━━━ DATA SUPPLIED ━━━
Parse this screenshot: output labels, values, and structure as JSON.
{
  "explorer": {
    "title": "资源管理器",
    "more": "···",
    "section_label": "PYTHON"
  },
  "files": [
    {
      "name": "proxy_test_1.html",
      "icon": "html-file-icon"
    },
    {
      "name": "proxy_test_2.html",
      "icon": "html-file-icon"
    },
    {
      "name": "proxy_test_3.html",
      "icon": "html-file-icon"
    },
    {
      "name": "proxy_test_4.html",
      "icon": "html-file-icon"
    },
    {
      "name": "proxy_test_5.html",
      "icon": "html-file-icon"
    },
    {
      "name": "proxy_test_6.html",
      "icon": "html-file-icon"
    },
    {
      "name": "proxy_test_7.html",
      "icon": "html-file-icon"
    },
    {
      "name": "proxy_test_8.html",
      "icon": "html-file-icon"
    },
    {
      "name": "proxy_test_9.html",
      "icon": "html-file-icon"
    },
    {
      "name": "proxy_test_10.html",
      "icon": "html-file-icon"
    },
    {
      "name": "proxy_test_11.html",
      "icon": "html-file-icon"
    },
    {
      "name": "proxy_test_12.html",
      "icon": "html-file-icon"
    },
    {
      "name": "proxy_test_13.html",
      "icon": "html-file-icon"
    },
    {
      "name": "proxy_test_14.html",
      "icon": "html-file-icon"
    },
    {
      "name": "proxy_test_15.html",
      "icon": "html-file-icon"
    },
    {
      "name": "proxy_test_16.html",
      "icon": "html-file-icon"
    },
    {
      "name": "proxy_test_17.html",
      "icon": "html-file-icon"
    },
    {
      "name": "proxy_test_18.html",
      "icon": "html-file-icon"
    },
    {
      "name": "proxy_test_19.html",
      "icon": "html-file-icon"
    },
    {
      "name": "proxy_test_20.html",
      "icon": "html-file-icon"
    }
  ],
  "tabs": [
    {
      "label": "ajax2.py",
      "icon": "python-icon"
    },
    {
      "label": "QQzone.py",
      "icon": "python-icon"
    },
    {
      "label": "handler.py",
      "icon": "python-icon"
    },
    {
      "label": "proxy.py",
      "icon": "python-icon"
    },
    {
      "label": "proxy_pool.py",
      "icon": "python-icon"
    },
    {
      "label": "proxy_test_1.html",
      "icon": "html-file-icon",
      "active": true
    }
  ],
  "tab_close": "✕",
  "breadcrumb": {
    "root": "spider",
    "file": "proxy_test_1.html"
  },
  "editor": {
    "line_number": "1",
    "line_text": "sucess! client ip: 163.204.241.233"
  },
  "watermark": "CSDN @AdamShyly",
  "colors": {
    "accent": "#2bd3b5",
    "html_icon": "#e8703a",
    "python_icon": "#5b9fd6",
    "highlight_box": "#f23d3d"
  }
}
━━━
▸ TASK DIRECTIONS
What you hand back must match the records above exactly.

▸ SOLUTION FOR THIS TASK
Parse this screenshot: output labels, values, and structure as JSON.
{
  "explorer": {
    "title": "资源管理器",
    "more": "···",
    "section_label": "PYTHON"
  },
  "files": [
    {
      "name": "proxy_test_1.html",
      "icon": "html-file-icon"
    },
    {
      "name": "proxy_test_2.html",
      "icon": "html-file-icon"
    },
    {
      "name": "proxy_test_3.html",
      "icon": "html-file-icon"
    },
    {
      "name": "proxy_test_4.html",
      "icon": "html-file-icon"
    },
    {
      "name": "proxy_test_5.html",
      "icon": "html-file-icon"
    },
    {
      "name": "proxy_test_6.html",
      "icon": "html-file-icon"
    },
    {
      "name": "proxy_test_7.html",
      "icon": "html-file-icon"
    },
    {
      "name": "proxy_test_8.html",
      "icon": "html-file-icon"
    },
    {
      "name": "proxy_test_9.html",
      "icon": "html-file-icon"
    },
    {
      "name": "proxy_test_10.html",
      "icon": "html-file-icon"
    },
    {
      "name": "proxy_test_11.html",
      "icon": "html-file-icon"
    },
    {
      "name": "proxy_test_12.html",
      "icon": "html-file-icon"
    },
    {
      "name": "proxy_test_13.html",
      "icon": "html-file-icon"
    },
    {
      "name": "proxy_test_14.html",
      "icon": "html-file-icon"
    },
    {
      "name": "proxy_test_15.html",
      "icon": "html-file-icon"
    },
    {
      "name": "proxy_test_16.html",
      "icon": "html-file-icon"
    },
    {
      "name": "proxy_test_17.html",
      "icon": "html-file-icon"
    },
    {
      "name": "proxy_test_18.html",
      "icon": "html-file-icon"
    },
    {
      "name": "proxy_test_19.html",
      "icon": "html-file-icon"
    },
    {
      "name": "proxy_test_20.html",
      "icon": "html-file-icon"
    }
  ],
  "tabs": [
    {
      "label": "ajax2.py",
      "icon": "python-icon"
    },
    {
      "label": "QQzone.py",
      "icon": "python-icon"
    },
    {
      "label": "handler.py",
      "icon": "python-icon"
    },
    {
      "label": "proxy.py",
      "icon": "python-icon"
    },
    {
      "label": "proxy_pool.py",
      "icon": "python-icon"
    },
    {
      "label": "proxy_test_1.html",
      "icon": "html-file-icon",
      "active": true
    }
  ],
  "tab_close": "✕",
  "breadcrumb": {
    "root": "spider",
    "file": "proxy_test_1.html"
  },
  "editor": {
    "line_number": "1",
    "line_text": "sucess! client ip: 163.204.241.233"
  },
  "watermark": "CSDN @AdamShyly",
  "colors": {
    "accent": "#2bd3b5",
    "html_icon": "#e8703a",
    "python_icon": "#5b9fd6",
    "highlight_box": "#f23d3d"
  }
}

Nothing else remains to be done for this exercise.